In addition to his grandfather’s influence, the young man seemed destined to follow a scientific path, especially considering that Worden’s father was a professor of chemical engineering at Michigan State University.

The elder Worden would give his son lessons at home by setting up experiments that had been well-developed in his classroom to intrigue graduate students with the wonders of science.

“In terms of his scientific knowledge, my dad is very impressive,” Worden said. “He fostered a love of science in me while I was growing up, and I thought originally that I might become an engineer.”

The family’s yearly trips to his grandfather’s home state also helped him understand the respect that people paid to those who help others through healing.

“It was cool to see how many of my grandfather’s patients would go out of their way to greet him and tell him what a wonderful person he was,” Worden said. “I was in elementary school at the time, and that made a great impression.”

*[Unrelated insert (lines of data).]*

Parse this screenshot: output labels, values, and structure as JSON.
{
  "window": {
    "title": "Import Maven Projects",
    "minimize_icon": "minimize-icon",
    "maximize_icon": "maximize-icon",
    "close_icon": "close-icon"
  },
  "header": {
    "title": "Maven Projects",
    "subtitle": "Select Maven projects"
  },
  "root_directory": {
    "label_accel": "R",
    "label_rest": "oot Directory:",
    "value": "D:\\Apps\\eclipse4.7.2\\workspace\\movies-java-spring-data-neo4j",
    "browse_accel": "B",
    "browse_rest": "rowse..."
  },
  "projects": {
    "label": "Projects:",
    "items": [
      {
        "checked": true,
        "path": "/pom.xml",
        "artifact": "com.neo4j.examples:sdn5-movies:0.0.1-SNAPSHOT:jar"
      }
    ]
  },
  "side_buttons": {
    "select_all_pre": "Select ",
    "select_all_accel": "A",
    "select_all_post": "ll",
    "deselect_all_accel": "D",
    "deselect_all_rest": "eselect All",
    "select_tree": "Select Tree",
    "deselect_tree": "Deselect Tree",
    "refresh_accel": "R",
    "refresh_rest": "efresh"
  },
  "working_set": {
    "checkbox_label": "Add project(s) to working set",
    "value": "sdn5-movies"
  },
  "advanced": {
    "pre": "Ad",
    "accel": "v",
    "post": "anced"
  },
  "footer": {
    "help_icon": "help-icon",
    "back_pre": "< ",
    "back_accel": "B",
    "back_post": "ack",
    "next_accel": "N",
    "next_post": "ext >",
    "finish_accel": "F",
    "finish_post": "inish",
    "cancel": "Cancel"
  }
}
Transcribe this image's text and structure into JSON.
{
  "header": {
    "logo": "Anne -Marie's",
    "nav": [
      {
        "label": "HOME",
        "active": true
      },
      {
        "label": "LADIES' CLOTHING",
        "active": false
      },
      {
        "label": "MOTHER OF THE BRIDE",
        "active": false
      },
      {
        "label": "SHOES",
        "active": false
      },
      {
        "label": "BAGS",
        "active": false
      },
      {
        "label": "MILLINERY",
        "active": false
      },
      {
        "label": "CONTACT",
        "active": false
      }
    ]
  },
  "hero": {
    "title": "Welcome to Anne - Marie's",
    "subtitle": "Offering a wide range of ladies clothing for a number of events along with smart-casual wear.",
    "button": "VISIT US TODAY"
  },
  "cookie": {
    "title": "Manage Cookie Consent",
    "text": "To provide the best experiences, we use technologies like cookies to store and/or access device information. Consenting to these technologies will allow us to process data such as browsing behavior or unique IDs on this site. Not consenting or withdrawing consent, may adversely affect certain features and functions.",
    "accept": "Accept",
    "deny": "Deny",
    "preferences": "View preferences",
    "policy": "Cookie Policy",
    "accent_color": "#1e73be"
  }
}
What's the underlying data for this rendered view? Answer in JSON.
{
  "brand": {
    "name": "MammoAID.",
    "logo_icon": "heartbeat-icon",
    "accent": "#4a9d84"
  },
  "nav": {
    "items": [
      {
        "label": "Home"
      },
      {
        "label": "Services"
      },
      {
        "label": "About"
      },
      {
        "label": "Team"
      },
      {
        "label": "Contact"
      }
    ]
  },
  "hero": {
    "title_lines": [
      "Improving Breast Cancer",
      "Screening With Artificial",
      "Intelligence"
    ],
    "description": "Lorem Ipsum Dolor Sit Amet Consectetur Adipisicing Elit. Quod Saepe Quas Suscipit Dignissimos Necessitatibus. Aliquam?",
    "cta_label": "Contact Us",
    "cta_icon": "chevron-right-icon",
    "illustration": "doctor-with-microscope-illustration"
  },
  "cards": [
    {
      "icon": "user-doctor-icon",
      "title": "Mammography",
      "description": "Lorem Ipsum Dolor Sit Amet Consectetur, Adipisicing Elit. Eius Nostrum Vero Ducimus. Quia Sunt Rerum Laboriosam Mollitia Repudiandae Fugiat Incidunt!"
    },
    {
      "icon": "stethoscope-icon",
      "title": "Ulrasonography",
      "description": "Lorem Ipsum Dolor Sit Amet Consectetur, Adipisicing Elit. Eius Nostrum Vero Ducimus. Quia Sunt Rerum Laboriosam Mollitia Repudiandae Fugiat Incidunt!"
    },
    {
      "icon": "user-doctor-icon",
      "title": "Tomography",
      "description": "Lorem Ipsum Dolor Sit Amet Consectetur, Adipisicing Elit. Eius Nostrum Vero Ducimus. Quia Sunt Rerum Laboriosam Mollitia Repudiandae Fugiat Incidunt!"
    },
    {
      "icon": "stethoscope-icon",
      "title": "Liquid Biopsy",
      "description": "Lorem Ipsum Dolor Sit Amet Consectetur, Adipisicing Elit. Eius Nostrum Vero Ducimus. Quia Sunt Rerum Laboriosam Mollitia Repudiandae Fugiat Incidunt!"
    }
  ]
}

After graduation from Holt High School, Worden went on to Michigan State University, where he graduated in 2011 with a bachelor of science degree in biochemistry and molecular biology.

As Worden participated in medical “shadowing” visits at regional emergency rooms and physicians’ offices, he realized that his onetime notion of becoming an engineer held less appeal for him than a role in medicine.

“I always liked working with my hands around the house, and I thought surgery would be a good choice – working with science as well as with my hands,” he said.

When Worden was 21, he told his grandfather that he now planned to pursue a medical career.

“He was very excited and proud that I was going to keep the legacy of physicians in the family going,” he said.

Worden subsequently enrolled in Wayne State University’s School of Medicine, from which he received his degree as a doctor of medicine in 2015.

Along the way, Worden developed a strong interest in surgical techniques that are minimally invasive – particularly in regard to abdominal surgery – and recently completed his residency in general surgery at Henry Ford Hospital.

Worden is a member of the American Medical Association and the American College of Surgeons.

Worden and his wife of two years, Ting, met while he was in residency and she was studying to become a nurse practitioner. They have an infant daughter, Reagan, and recently purchased a home in the Battle Creek area.

“We enjoy the outdoors – traveling, camping, hiking, fishing, but mostly spending time with family,” Worden said. “I also like to play sports, especially soccer.”

The couple enjoy visiting Michigan’s Upper Peninsula and hope someday soon to travel to Europe and Asia, he said.

Worden said he and his wife were drawn to Oaklawn and its location in central lower Michigan because of its proximity to his family in the Lansing area and his wife’s family in metropolitan Detroit.

“I also like the idea of working in a smaller community hospital where there’s a wide variety of need for surgery procedures,” Worden said.

“We wanted to stay close enough to be involved with family, especially as we have a young daughter,” he said. “Plus, Marshall is a really nice town with cool shops and it seems like a nice place to be – especially when you have a young family.”